Institute of Cytology and Genetics of the Russian Academy of Sciences, Novosibirsk 630090, Russia. trut@bionet.nsc.ru.
18
Department of Comparative Biomedical Science, Royal Veterinary College, London NW1 0TU, UK. dlarkin@rvc.ac.uk.
19
Department of Animal Science, College of Agricultural, Consumer and Environmental Sciences, University of Illinois at Urbana-Champaign, Urbana, IL 61801, USA. avk@illinois.edu.

Abstract

The genome of a red fox (Vulpes vulpes) was recently sequenced and assembled using next-generation sequencing (NGS). The assembly is of high quality, with 94X coverage and a scaffold N50 of 11.8 Mbp, but is split into 676,878 scaffolds, some of which are likely to contain assembly errors. Fragmentation and misassembly hinder accurate gene prediction and downstream analysis such as the identification of loci under selection. Therefore, assembly of the genome into chromosome-scale fragments was an important step towards developing this genomic model. Scaffolds from the assembly were aligned to the dog reference genome and compared to the alignment of an outgroup genome (cat) against the dog to identify syntenic sequences among species.
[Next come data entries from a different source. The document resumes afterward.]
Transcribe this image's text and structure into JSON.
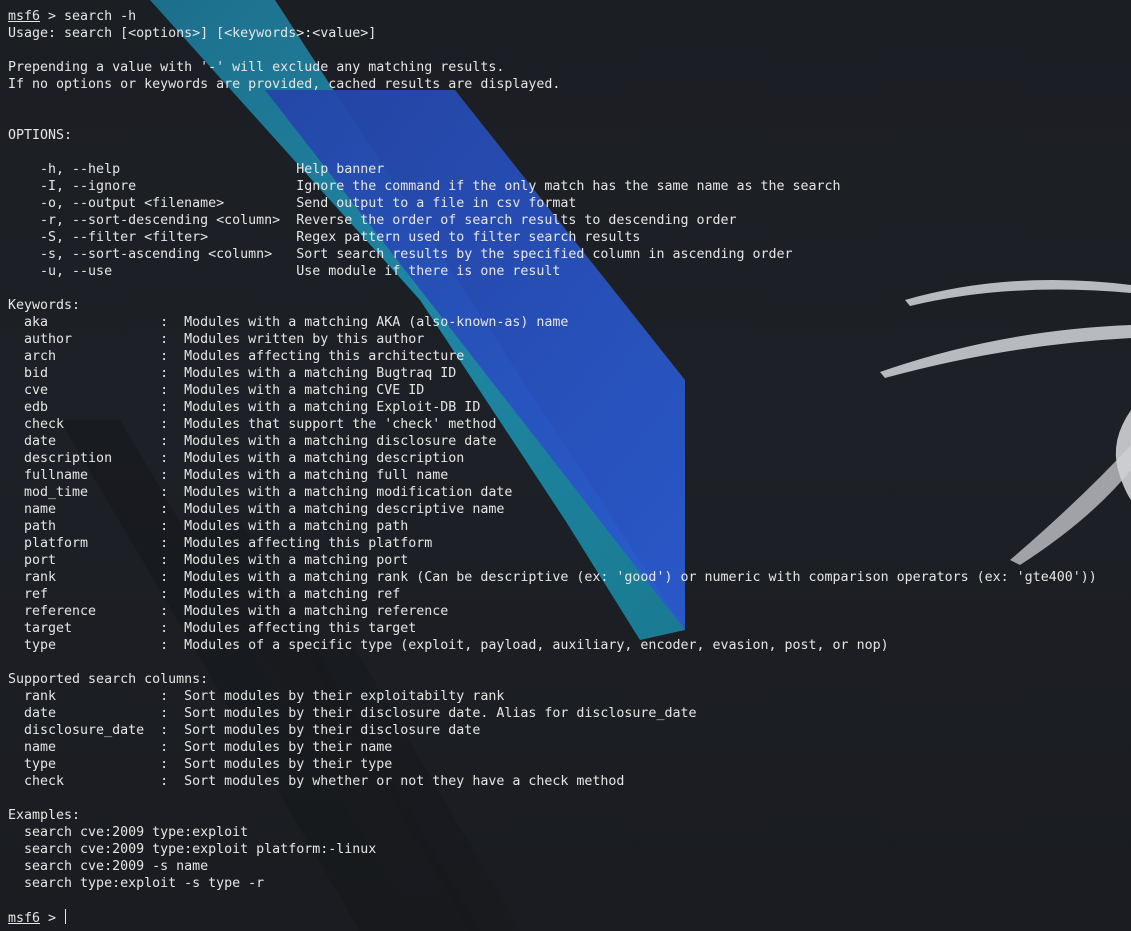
{
  "terminal": {
    "prompt_name": "msf6",
    "prompt_suffix": " > search -h",
    "usage": "Usage: search [<options>] [<keywords>:<value>]",
    "info": [
      "Prepending a value with '-' will exclude any matching results.",
      "If no options or keywords are provided, cached results are displayed."
    ],
    "options_header": "OPTIONS:",
    "options": [
      "    -h, --help                      Help banner",
      "    -I, --ignore                    Ignore the command if the only match has the same name as the search",
      "    -o, --output <filename>         Send output to a file in csv format",
      "    -r, --sort-descending <column>  Reverse the order of search results to descending order",
      "    -S, --filter <filter>           Regex pattern used to filter search results",
      "    -s, --sort-ascending <column>   Sort search results by the specified column in ascending order",
      "    -u, --use                       Use module if there is one result"
    ],
    "keywords_header": "Keywords:",
    "keywords": [
      "  aka              :  Modules with a matching AKA (also-known-as) name",
      "  author           :  Modules written by this author",
      "  arch             :  Modules affecting this architecture",
      "  bid              :  Modules with a matching Bugtraq ID",
      "  cve              :  Modules with a matching CVE ID",
      "  edb              :  Modules with a matching Exploit-DB ID",
      "  check            :  Modules that support the 'check' method",
      "  date             :  Modules with a matching disclosure date",
      "  description      :  Modules with a matching description",
      "  fullname         :  Modules with a matching full name",
      "  mod_time         :  Modules with a matching modification date",
      "  name             :  Modules with a matching descriptive name",
      "  path             :  Modules with a matching path",
      "  platform         :  Modules affecting this platform",
      "  port             :  Modules with a matching port",
      "  rank             :  Modules with a matching rank (Can be descriptive (ex: 'good') or numeric with comparison operators (ex: 'gte400'))",
      "  ref              :  Modules with a matching ref",
      "  reference        :  Modules with a matching reference",
      "  target           :  Modules affecting this target",
      "  type             :  Modules of a specific type (exploit, payload, auxiliary, encoder, evasion, post, or nop)"
    ],
    "columns_header": "Supported search columns:",
    "columns": [
      "  rank             :  Sort modules by their exploitabilty rank",
      "  date             :  Sort modules by their disclosure date. Alias for disclosure_date",
      "  disclosure_date  :  Sort modules by their disclosure date",
      "  name             :  Sort modules by their name",
      "  type             :  Sort modules by their type",
      "  check            :  Sort modules by whether or not they have a check method"
    ],
    "examples_header": "Examples:",
    "examples": [
      "  search cve:2009 type:exploit",
      "  search cve:2009 type:exploit platform:-linux",
      "  search cve:2009 -s name",
      "  search type:exploit -s type -r"
    ],
    "final_prompt_name": "msf6",
    "final_prompt_suffix": " > "
  },
  "colors": {
    "background": "#1b1e23",
    "text": "#e6e6e6",
    "stripe_light": "#1f8fa6",
    "stripe_dark": "#2a55c4"
  }
}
The program Reference-Assisted Chromosome Assembly (RACA) then integrated the comparative alignment with the mapping of the raw sequencing reads generated during assembly against the fox scaffolds. The 128 sequence fragments RACA assembled were compared to the fox meiotic linkage map to guide the construction of 40 chromosomal fragments. This computational approach to assembly was facilitated by prior research in comparative mammalian genomics, and the continued improvement of the red fox genome can in turn offer insight into canid and carnivore chromosome evolution. This assembly is also necessary for advancing genetic research in foxes and other canids.

KEYWORDS:
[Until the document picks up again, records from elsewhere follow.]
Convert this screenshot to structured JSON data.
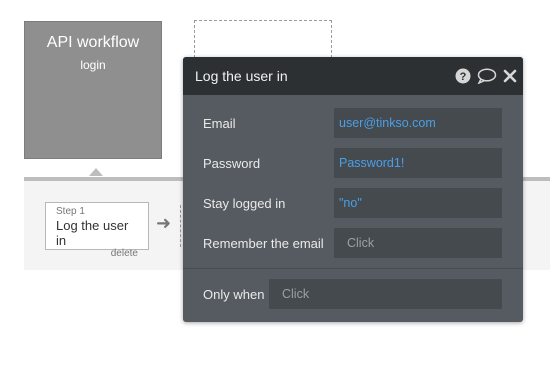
{
  "trigger": {
    "title": "API workflow",
    "subtitle": "login"
  },
  "step": {
    "number_label": "Step 1",
    "name": "Log the user in",
    "delete_label": "delete"
  },
  "panel": {
    "title": "Log the user in",
    "icons": [
      "help-icon",
      "comment-icon",
      "close-icon"
    ],
    "fields": [
      {
        "label": "Email",
        "value": "user@tinkso.com",
        "kind": "expression"
      },
      {
        "label": "Password",
        "value": "Password1!",
        "kind": "expression"
      },
      {
        "label": "Stay logged in",
        "value": "\"no\"",
        "kind": "expression"
      },
      {
        "label": "Remember the email",
        "value": "Click",
        "kind": "placeholder"
      }
    ],
    "only_when": {
      "label": "Only when",
      "value": "Click"
    }
  },
  "colors": {
    "panel_bg": "#555b60",
    "panel_header": "#2c3033",
    "expression_blue": "#4a9fe8",
    "trigger_grey": "#8f8f8f"
  }
}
10K Genomes Project; Canidae; Carnivora; Vulpes vulpes; chromosome assembly; chromosome evolution; comparative genomics; evolutionary breakpoints; genome assembly

Supplemental Content

Full text links

Icon for Multidisciplinary Digital Publishing Institute (MDPI) Icon for PubMed Central
Loading ...
Support Center